The biggest battle in the lame-duck session of Congress may well be over whether or not to extend the Bush Administration’s tax cuts, which are scheduled to expire in January. Neither businesses nor individuals nor the Internal Revenue Service will know what to do until this issue is resolved. In a stalled economy, we do not need this prolonged uncertainty that can paralyze both consumer spending and investment spending.
Republicans want the current tax rates to continue and Democrats want only the current tax rates for people earning less than “the rich”—variously defined—to continue, with everyone making more than some specified income to have their tax rates rise next year.
Theoretically, the Democrats could win, hands down, since they have the votes. But Congressional Democrats are well aware of how they lost big in the recent election, and some Democrats don’t want to gamble their own jobs in the next election by going the class-warfare route.
Former Secretary of Labor Robert Reich, now a professor at Berkeley made the case for the liberal Democrats’ position in an article in the November 28 San Francisco Chronicle titled: “Extend Benefits for Jobless, Not Tax Cuts for the Rich.”
Professor Reich points out that both Republicans and some conservative Democrats say that we cannot afford another extension of unemployment benefits because the deficit is already too large. Then he adds: “But wait. These are the same members of Congress who say we should extend the Bush tax cuts for the wealthy.”
Reich advocates “extending unemployment benefits for struggling families without a breadwinner” because “These families need the money. The rich don’t.”
This is the Democrats’ argument in a nutshell. It seems very persuasive on the surface, however shaky it is underneath. But cuts in tax rates do not mean cuts in tax revenues, as Reich assumes. How the tax-rate battle in Congress turns out may depend on how well the Republicans answer such arguments.

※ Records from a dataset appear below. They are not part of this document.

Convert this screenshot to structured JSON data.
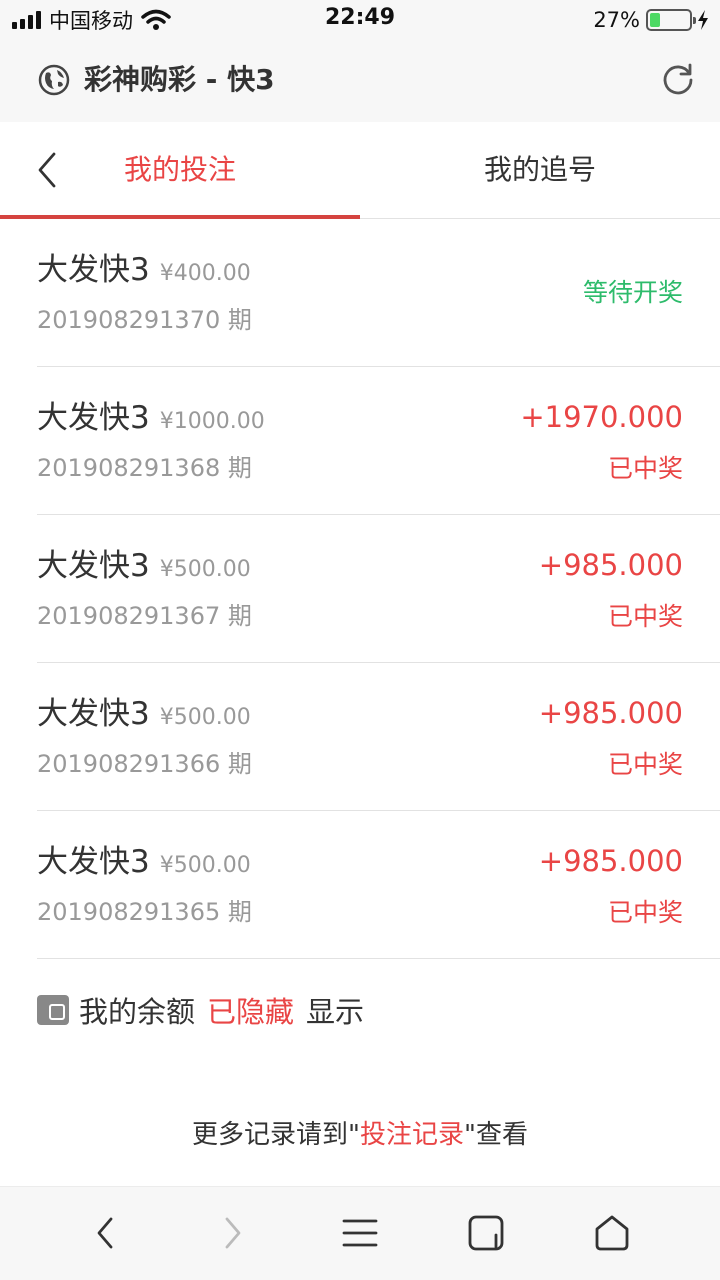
{
  "status_bar": {
    "carrier": "中国移动",
    "time": "22:49",
    "battery_percent": "27%",
    "battery_level": 0.27
  },
  "browser": {
    "title": "彩神购彩 - 快3"
  },
  "tabs": [
    {
      "label": "我的投注",
      "active": true
    },
    {
      "label": "我的追号",
      "active": false
    }
  ],
  "bets": [
    {
      "game": "大发快3",
      "stake": "¥400.00",
      "period": "201908291370 期",
      "amount": "",
      "status": "等待开奖"
    },
    {
      "game": "大发快3",
      "stake": "¥1000.00",
      "period": "201908291368 期",
      "amount": "+1970.000",
      "status": "已中奖"
    },
    {
      "game": "大发快3",
      "stake": "¥500.00",
      "period": "201908291367 期",
      "amount": "+985.000",
      "status": "已中奖"
    },
    {
      "game": "大发快3",
      "stake": "¥500.00",
      "period": "201908291366 期",
      "amount": "+985.000",
      "status": "已中奖"
    },
    {
      "game": "大发快3",
      "stake": "¥500.00",
      "period": "201908291365 期",
      "amount": "+985.000",
      "status": "已中奖"
    }
  ],
  "balance": {
    "label": "我的余额",
    "hidden_text": "已隐藏",
    "show_text": "显示"
  },
  "footer": {
    "prefix": "更多记录请到\"",
    "link": "投注记录",
    "suffix": "\"查看"
  },
  "colors": {
    "accent_red": "#e94545",
    "pending_green": "#2dbb6b"
  }
}
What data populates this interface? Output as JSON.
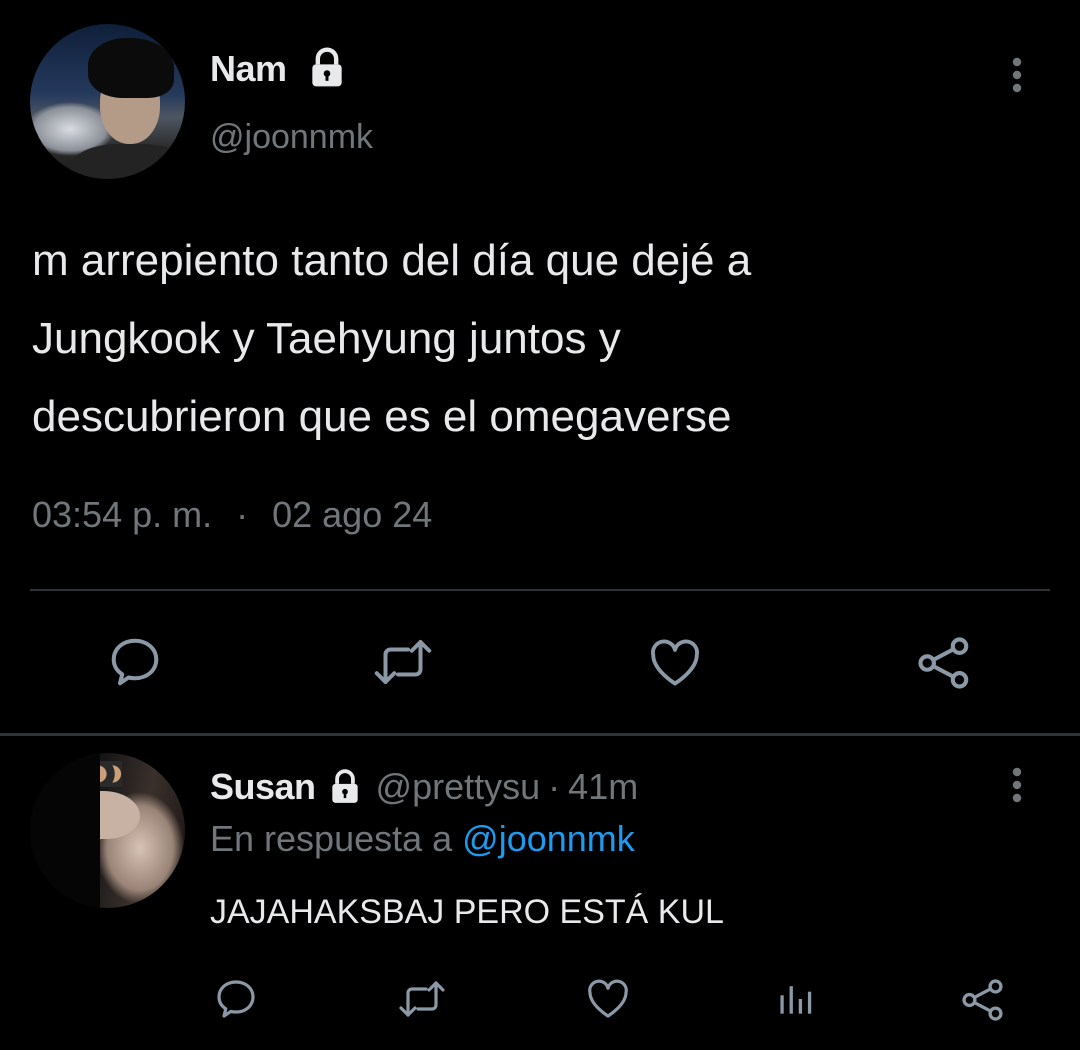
{
  "tweet": {
    "author_name": "Nam",
    "author_handle": "@joonnmk",
    "text": "m arrepiento tanto del día que dejé a\nJungkook y Taehyung juntos y\ndescubrieron que es el omegaverse",
    "time": "03:54 p. m.",
    "separator": "·",
    "date": "02 ago 24",
    "actions": [
      "reply-icon",
      "retweet-icon",
      "like-icon",
      "share-icon"
    ]
  },
  "reply": {
    "author_name": "Susan",
    "author_handle": "@prettysu",
    "separator": "·",
    "age": "41m",
    "replying_to_prefix": "En respuesta a",
    "replying_to_handle": "@joonnmk",
    "text": "JAJAHAKSBAJ PERO ESTÁ KUL",
    "actions": [
      "reply-icon",
      "retweet-icon",
      "like-icon",
      "views-icon",
      "share-icon"
    ]
  },
  "colors": {
    "background": "#000000",
    "primary_text": "#e7e9ea",
    "secondary_text": "#71767b",
    "link": "#1d9bf0",
    "divider": "#2f3336"
  }
}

These are not new arguments on either side. They go back more than 80 years. Over that long span of time, there have been many sharp cuts in tax rates under Presidents Calvin Coolidge, John F. Kennedy, Ronald Reagan and George W. Bush. So we don’t need to argue in a vacuum. There is a track record.
What does that record say? It says, loud and clear, that cuts in tax rates do not mean cuts in tax revenues. In all four of these administrations, of both parties, so-called “tax cuts for the rich” led to increased tax revenues—with people earning high incomes paying not only a larger sum total of tax revenues, but even a higher proportion of all tax revenues.
Most important of all, these tax-rate reductions spurred economic activity, which we definitely need today.
These are the facts. But facts do not “speak for themselves.” In terms of facts, the have the stronger case. But that doesn’t matter, unless they make the case, which they show little sign of doing.
Democrats already understand the need for articulation. Robert Reich is only one of many articulate Democratic spokesmen. But where are the articulate Republicans? Do Republicans even understand how crucial articulation is? The outcome of this lame-duck session of Congress may answer that question.